In William Golding’s Lord of the Flies, young boys are left to fend for themselves due to a fighter plane crash they were in. They are secluded from a nuclear war occurring in the ‘outside world’. Lord of the Flies is an allegory of World War 2 and is used as a basis to explore the theme of evil. Golding believes that evil is innately within us and in civilization’s absence, will grow and lose its latency. The theme of evil is presented through symbols, characters, events and settings; thus Golding uses Lord of the Flies as a microcosm to convey his ideas.

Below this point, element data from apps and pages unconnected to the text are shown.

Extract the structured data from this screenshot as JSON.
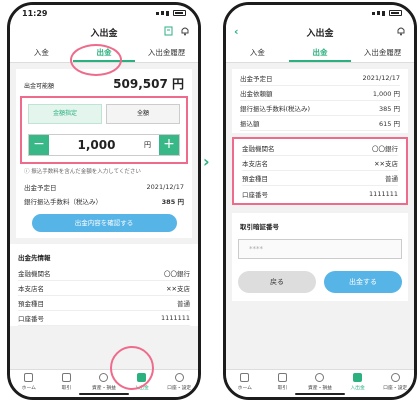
{
  "left": {
    "time": "11:29",
    "title": "入出金",
    "tabs": [
      "入金",
      "出金",
      "入出金履歴"
    ],
    "available_label": "出金可能額",
    "available_value": "509,507 円",
    "seg_specified": "金額指定",
    "seg_all": "全額",
    "amount": "1,000",
    "yen": "円",
    "note": "ⓘ 振込手数料を含んだ金額を入力してください",
    "date_label": "出金予定日",
    "date_value": "2021/12/17",
    "fee_label": "銀行振込手数料（税込み）",
    "fee_value": "385 円",
    "confirm_btn": "出金内容を確認する",
    "dest_title": "出金先情報",
    "dest_rows": [
      {
        "k": "金融機関名",
        "v": "〇〇銀行"
      },
      {
        "k": "本支店名",
        "v": "✕✕支店"
      },
      {
        "k": "預金種目",
        "v": "普通"
      },
      {
        "k": "口座番号",
        "v": "1111111"
      }
    ],
    "tabbar": [
      "ホーム",
      "取引",
      "資産・損益",
      "入出金",
      "口座・設定"
    ]
  },
  "right": {
    "title": "入出金",
    "tabs": [
      "入金",
      "出金",
      "入出金履歴"
    ],
    "info_rows": [
      {
        "k": "出金予定日",
        "v": "2021/12/17"
      },
      {
        "k": "出金依頼額",
        "v": "1,000 円"
      },
      {
        "k": "銀行振込手数料(税込み)",
        "v": "385 円"
      },
      {
        "k": "振込額",
        "v": "615 円"
      }
    ],
    "bank_rows": [
      {
        "k": "金融機関名",
        "v": "〇〇銀行"
      },
      {
        "k": "本支店名",
        "v": "✕✕支店"
      },
      {
        "k": "預金種目",
        "v": "普通"
      },
      {
        "k": "口座番号",
        "v": "1111111"
      }
    ],
    "pin_title": "取引暗証番号",
    "pin_placeholder": "****",
    "back_btn": "戻る",
    "submit_btn": "出金する",
    "tabbar": [
      "ホーム",
      "取引",
      "資産・損益",
      "入出金",
      "口座・設定"
    ]
  },
  "colors": {
    "accent": "#2bb07f",
    "highlight": "#ef6b8c",
    "button": "#56b4e6"
  }
}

Evil is presented through the event of Ralph and Jack robbing Piggy of his glasses to kindle the fire. This is proven when Golding states: ‘His voice rose to a shriek of terror as Jack snatched the glasses off his face [………] Ralph elbowed him to one side and knelt by the pile’. Initially, Golding uses Piggy’s glasses to represent good. However, this event implies that in the wrong hands, the glasses could subtly represent evil. This is because theft is a sin; Ralph and Jack had took Piggy’s glasses without his authorization – this is theft. Also, the fire, later in the novel, was the cause of a conflict between Ralph and Jack – disputation is often associated with evil. Also, the dynamic verb ‘shriek’ depicts that Piggy is frightened. Piggy’s fear implies that the action being done to him is evil. This is due to the fact that evil actions can sometimes be determined through the reaction of the victim. On the whole, evil is presented through this event quite profusely. Golding does this to convey his idea of evil being everywhere – even inside us. The fact that Piggy’s glasses (representation of intelligence – good) is used for something evil strongly puts forward Golding’s convictions.

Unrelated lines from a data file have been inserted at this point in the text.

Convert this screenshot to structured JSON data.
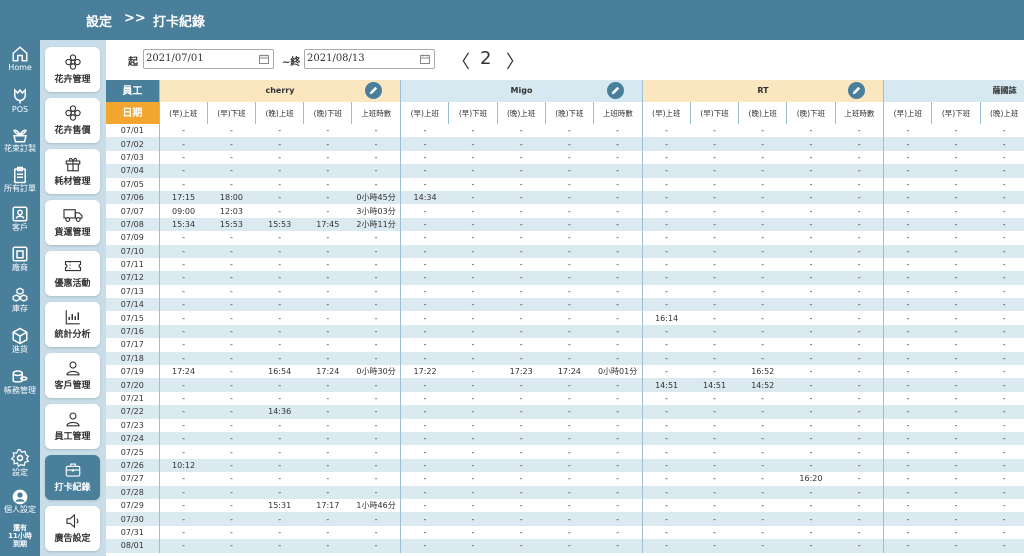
{
  "breadcrumb": {
    "section": "設定",
    "separator": ">>",
    "page": "打卡紀錄"
  },
  "rail": [
    {
      "label": "Home",
      "icon": "home-icon"
    },
    {
      "label": "POS",
      "icon": "tulip-icon"
    },
    {
      "label": "花束訂製",
      "icon": "plant-pot-icon"
    },
    {
      "label": "所有訂單",
      "icon": "clipboard-icon"
    },
    {
      "label": "客戶",
      "icon": "contact-card-icon"
    },
    {
      "label": "廠商",
      "icon": "building-card-icon"
    },
    {
      "label": "庫存",
      "icon": "boxes-icon"
    },
    {
      "label": "進貨",
      "icon": "package-icon"
    },
    {
      "label": "帳務管理",
      "icon": "coins-icon"
    },
    {
      "label": "設定",
      "icon": "gear-icon"
    },
    {
      "label": "個人設定",
      "icon": "user-avatar-icon"
    },
    {
      "label": "還有",
      "icon": ""
    },
    {
      "label": "11小時",
      "icon": ""
    },
    {
      "label": "到期",
      "icon": ""
    }
  ],
  "menu": [
    {
      "label": "花卉管理",
      "icon": "flower-icon"
    },
    {
      "label": "花卉售價",
      "icon": "flower-icon"
    },
    {
      "label": "耗材管理",
      "icon": "gift-box-icon"
    },
    {
      "label": "貨運管理",
      "icon": "truck-icon"
    },
    {
      "label": "優惠活動",
      "icon": "coupon-icon"
    },
    {
      "label": "統計分析",
      "icon": "chart-icon"
    },
    {
      "label": "客戶管理",
      "icon": "user-icon"
    },
    {
      "label": "員工管理",
      "icon": "user-icon"
    },
    {
      "label": "打卡紀錄",
      "icon": "briefcase-icon"
    },
    {
      "label": "廣告設定",
      "icon": "speaker-icon"
    }
  ],
  "filter": {
    "start_label": "起",
    "start_date": "2021/07/01",
    "end_label": "~終",
    "end_date": "2021/08/13",
    "prev": "〈",
    "page": "2",
    "next": "〉"
  },
  "table": {
    "employee_label": "員工",
    "date_label": "日期",
    "employees": [
      "cherry",
      "Migo",
      "RT",
      "薩國誌"
    ],
    "subcolumns": [
      "(早)上班",
      "(早)下班",
      "(晚)上班",
      "(晚)下班",
      "上班時數"
    ],
    "rows": [
      {
        "date": "07/01",
        "cells": [
          [
            "-",
            "-",
            "-",
            "-",
            "-"
          ],
          [
            "-",
            "-",
            "-",
            "-",
            "-"
          ],
          [
            "-",
            "-",
            "-",
            "-",
            "-"
          ],
          [
            "-",
            "-",
            "-",
            "-",
            "-"
          ]
        ]
      },
      {
        "date": "07/02",
        "cells": [
          [
            "-",
            "-",
            "-",
            "-",
            "-"
          ],
          [
            "-",
            "-",
            "-",
            "-",
            "-"
          ],
          [
            "-",
            "-",
            "-",
            "-",
            "-"
          ],
          [
            "-",
            "-",
            "-",
            "-",
            "-"
          ]
        ]
      },
      {
        "date": "07/03",
        "cells": [
          [
            "-",
            "-",
            "-",
            "-",
            "-"
          ],
          [
            "-",
            "-",
            "-",
            "-",
            "-"
          ],
          [
            "-",
            "-",
            "-",
            "-",
            "-"
          ],
          [
            "-",
            "-",
            "-",
            "-",
            "-"
          ]
        ]
      },
      {
        "date": "07/04",
        "cells": [
          [
            "-",
            "-",
            "-",
            "-",
            "-"
          ],
          [
            "-",
            "-",
            "-",
            "-",
            "-"
          ],
          [
            "-",
            "-",
            "-",
            "-",
            "-"
          ],
          [
            "-",
            "-",
            "-",
            "-",
            "-"
          ]
        ]
      },
      {
        "date": "07/05",
        "cells": [
          [
            "-",
            "-",
            "-",
            "-",
            "-"
          ],
          [
            "-",
            "-",
            "-",
            "-",
            "-"
          ],
          [
            "-",
            "-",
            "-",
            "-",
            "-"
          ],
          [
            "-",
            "-",
            "-",
            "-",
            "-"
          ]
        ]
      },
      {
        "date": "07/06",
        "cells": [
          [
            "17:15",
            "18:00",
            "-",
            "-",
            "0小時45分"
          ],
          [
            "14:34",
            "-",
            "-",
            "-",
            "-"
          ],
          [
            "-",
            "-",
            "-",
            "-",
            "-"
          ],
          [
            "-",
            "-",
            "-",
            "-",
            "-"
          ]
        ]
      },
      {
        "date": "07/07",
        "cells": [
          [
            "09:00",
            "12:03",
            "-",
            "-",
            "3小時03分"
          ],
          [
            "-",
            "-",
            "-",
            "-",
            "-"
          ],
          [
            "-",
            "-",
            "-",
            "-",
            "-"
          ],
          [
            "-",
            "-",
            "-",
            "-",
            "-"
          ]
        ]
      },
      {
        "date": "07/08",
        "cells": [
          [
            "15:34",
            "15:53",
            "15:53",
            "17:45",
            "2小時11分"
          ],
          [
            "-",
            "-",
            "-",
            "-",
            "-"
          ],
          [
            "-",
            "-",
            "-",
            "-",
            "-"
          ],
          [
            "-",
            "-",
            "-",
            "-",
            "-"
          ]
        ]
      },
      {
        "date": "07/09",
        "cells": [
          [
            "-",
            "-",
            "-",
            "-",
            "-"
          ],
          [
            "-",
            "-",
            "-",
            "-",
            "-"
          ],
          [
            "-",
            "-",
            "-",
            "-",
            "-"
          ],
          [
            "-",
            "-",
            "-",
            "-",
            "-"
          ]
        ]
      },
      {
        "date": "07/10",
        "cells": [
          [
            "-",
            "-",
            "-",
            "-",
            "-"
          ],
          [
            "-",
            "-",
            "-",
            "-",
            "-"
          ],
          [
            "-",
            "-",
            "-",
            "-",
            "-"
          ],
          [
            "-",
            "-",
            "-",
            "-",
            "-"
          ]
        ]
      },
      {
        "date": "07/11",
        "cells": [
          [
            "-",
            "-",
            "-",
            "-",
            "-"
          ],
          [
            "-",
            "-",
            "-",
            "-",
            "-"
          ],
          [
            "-",
            "-",
            "-",
            "-",
            "-"
          ],
          [
            "-",
            "-",
            "-",
            "-",
            "-"
          ]
        ]
      },
      {
        "date": "07/12",
        "cells": [
          [
            "-",
            "-",
            "-",
            "-",
            "-"
          ],
          [
            "-",
            "-",
            "-",
            "-",
            "-"
          ],
          [
            "-",
            "-",
            "-",
            "-",
            "-"
          ],
          [
            "-",
            "-",
            "-",
            "-",
            "-"
          ]
        ]
      },
      {
        "date": "07/13",
        "cells": [
          [
            "-",
            "-",
            "-",
            "-",
            "-"
          ],
          [
            "-",
            "-",
            "-",
            "-",
            "-"
          ],
          [
            "-",
            "-",
            "-",
            "-",
            "-"
          ],
          [
            "-",
            "-",
            "-",
            "-",
            "-"
          ]
        ]
      },
      {
        "date": "07/14",
        "cells": [
          [
            "-",
            "-",
            "-",
            "-",
            "-"
          ],
          [
            "-",
            "-",
            "-",
            "-",
            "-"
          ],
          [
            "-",
            "-",
            "-",
            "-",
            "-"
          ],
          [
            "-",
            "-",
            "-",
            "-",
            "-"
          ]
        ]
      },
      {
        "date": "07/15",
        "cells": [
          [
            "-",
            "-",
            "-",
            "-",
            "-"
          ],
          [
            "-",
            "-",
            "-",
            "-",
            "-"
          ],
          [
            "16:14",
            "-",
            "-",
            "-",
            "-"
          ],
          [
            "-",
            "-",
            "-",
            "-",
            "-"
          ]
        ]
      },
      {
        "date": "07/16",
        "cells": [
          [
            "-",
            "-",
            "-",
            "-",
            "-"
          ],
          [
            "-",
            "-",
            "-",
            "-",
            "-"
          ],
          [
            "-",
            "-",
            "-",
            "-",
            "-"
          ],
          [
            "-",
            "-",
            "-",
            "-",
            "-"
          ]
        ]
      },
      {
        "date": "07/17",
        "cells": [
          [
            "-",
            "-",
            "-",
            "-",
            "-"
          ],
          [
            "-",
            "-",
            "-",
            "-",
            "-"
          ],
          [
            "-",
            "-",
            "-",
            "-",
            "-"
          ],
          [
            "-",
            "-",
            "-",
            "-",
            "-"
          ]
        ]
      },
      {
        "date": "07/18",
        "cells": [
          [
            "-",
            "-",
            "-",
            "-",
            "-"
          ],
          [
            "-",
            "-",
            "-",
            "-",
            "-"
          ],
          [
            "-",
            "-",
            "-",
            "-",
            "-"
          ],
          [
            "-",
            "-",
            "-",
            "-",
            "-"
          ]
        ]
      },
      {
        "date": "07/19",
        "cells": [
          [
            "17:24",
            "-",
            "16:54",
            "17:24",
            "0小時30分"
          ],
          [
            "17:22",
            "-",
            "17:23",
            "17:24",
            "0小時01分"
          ],
          [
            "-",
            "-",
            "16:52",
            "-",
            "-"
          ],
          [
            "-",
            "-",
            "-",
            "-",
            "-"
          ]
        ]
      },
      {
        "date": "07/20",
        "cells": [
          [
            "-",
            "-",
            "-",
            "-",
            "-"
          ],
          [
            "-",
            "-",
            "-",
            "-",
            "-"
          ],
          [
            "14:51",
            "14:51",
            "14:52",
            "-",
            "-"
          ],
          [
            "-",
            "-",
            "-",
            "-",
            "-"
          ]
        ]
      },
      {
        "date": "07/21",
        "cells": [
          [
            "-",
            "-",
            "-",
            "-",
            "-"
          ],
          [
            "-",
            "-",
            "-",
            "-",
            "-"
          ],
          [
            "-",
            "-",
            "-",
            "-",
            "-"
          ],
          [
            "-",
            "-",
            "-",
            "-",
            "-"
          ]
        ]
      },
      {
        "date": "07/22",
        "cells": [
          [
            "-",
            "-",
            "14:36",
            "-",
            "-"
          ],
          [
            "-",
            "-",
            "-",
            "-",
            "-"
          ],
          [
            "-",
            "-",
            "-",
            "-",
            "-"
          ],
          [
            "-",
            "-",
            "-",
            "-",
            "-"
          ]
        ]
      },
      {
        "date": "07/23",
        "cells": [
          [
            "-",
            "-",
            "-",
            "-",
            "-"
          ],
          [
            "-",
            "-",
            "-",
            "-",
            "-"
          ],
          [
            "-",
            "-",
            "-",
            "-",
            "-"
          ],
          [
            "-",
            "-",
            "-",
            "-",
            "-"
          ]
        ]
      },
      {
        "date": "07/24",
        "cells": [
          [
            "-",
            "-",
            "-",
            "-",
            "-"
          ],
          [
            "-",
            "-",
            "-",
            "-",
            "-"
          ],
          [
            "-",
            "-",
            "-",
            "-",
            "-"
          ],
          [
            "-",
            "-",
            "-",
            "-",
            "-"
          ]
        ]
      },
      {
        "date": "07/25",
        "cells": [
          [
            "-",
            "-",
            "-",
            "-",
            "-"
          ],
          [
            "-",
            "-",
            "-",
            "-",
            "-"
          ],
          [
            "-",
            "-",
            "-",
            "-",
            "-"
          ],
          [
            "-",
            "-",
            "-",
            "-",
            "-"
          ]
        ]
      },
      {
        "date": "07/26",
        "cells": [
          [
            "10:12",
            "-",
            "-",
            "-",
            "-"
          ],
          [
            "-",
            "-",
            "-",
            "-",
            "-"
          ],
          [
            "-",
            "-",
            "-",
            "-",
            "-"
          ],
          [
            "-",
            "-",
            "-",
            "-",
            "-"
          ]
        ]
      },
      {
        "date": "07/27",
        "cells": [
          [
            "-",
            "-",
            "-",
            "-",
            "-"
          ],
          [
            "-",
            "-",
            "-",
            "-",
            "-"
          ],
          [
            "-",
            "-",
            "-",
            "16:20",
            "-"
          ],
          [
            "-",
            "-",
            "-",
            "-",
            "-"
          ]
        ]
      },
      {
        "date": "07/28",
        "cells": [
          [
            "-",
            "-",
            "-",
            "-",
            "-"
          ],
          [
            "-",
            "-",
            "-",
            "-",
            "-"
          ],
          [
            "-",
            "-",
            "-",
            "-",
            "-"
          ],
          [
            "-",
            "-",
            "-",
            "-",
            "-"
          ]
        ]
      },
      {
        "date": "07/29",
        "cells": [
          [
            "-",
            "-",
            "15:31",
            "17:17",
            "1小時46分"
          ],
          [
            "-",
            "-",
            "-",
            "-",
            "-"
          ],
          [
            "-",
            "-",
            "-",
            "-",
            "-"
          ],
          [
            "-",
            "-",
            "-",
            "-",
            "-"
          ]
        ]
      },
      {
        "date": "07/30",
        "cells": [
          [
            "-",
            "-",
            "-",
            "-",
            "-"
          ],
          [
            "-",
            "-",
            "-",
            "-",
            "-"
          ],
          [
            "-",
            "-",
            "-",
            "-",
            "-"
          ],
          [
            "-",
            "-",
            "-",
            "-",
            "-"
          ]
        ]
      },
      {
        "date": "07/31",
        "cells": [
          [
            "-",
            "-",
            "-",
            "-",
            "-"
          ],
          [
            "-",
            "-",
            "-",
            "-",
            "-"
          ],
          [
            "-",
            "-",
            "-",
            "-",
            "-"
          ],
          [
            "-",
            "-",
            "-",
            "-",
            "-"
          ]
        ]
      },
      {
        "date": "08/01",
        "cells": [
          [
            "-",
            "-",
            "-",
            "-",
            "-"
          ],
          [
            "-",
            "-",
            "-",
            "-",
            "-"
          ],
          [
            "-",
            "-",
            "-",
            "-",
            "-"
          ],
          [
            "-",
            "-",
            "-",
            "-",
            "-"
          ]
        ]
      }
    ]
  },
  "colors": {
    "brand": "#4a7f9c",
    "sidebar_bg": "#c8dde7",
    "date_accent": "#f2a630",
    "header_cherry": "#fbe7bf",
    "header_migo": "#d6e8f0",
    "header_rt": "#fbe7bf",
    "header_4": "#d6e8f0",
    "row_stripe": "#dbe9f0"
  }
}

Lord Of The Flies is possibly one of the most complex novels of the twentieth century. This complexity and depth is evident when the characters are compared to the psychological teachings of Freud. The book shows examples of this psyche in the characters Jack, Piggy and Ralph and how they change during their time on the island. Towards the end of the eighth chapter it became very apparent that ...
The setting is often used to display signs of evil throughout the novel. An example of this would be the constant blockage of light on the island: ‘[…]reclined against the light[…]’. The absence of light (representation of utopia and good) leaves the presence of dystopia – which connotes of evil. Light is also a symbol of guidance and without it there is no sense of direction resulting in chaos. Chaos and anarchy allow room for morally wrong and unacceptable behavior – evil. Moreover, the preposition ‘against’ suggests wars and conflict. These often correlate with evil as they are considered to be immoral or uncivilized. Therefore, this foreshadows future evil aspects of the novel. Golding’s belief of innate evil losing its latency is perpetuated through this exploitation of pathetic fallacy; this is one of the ways he uses the novel as a microcosm to put across his ideas.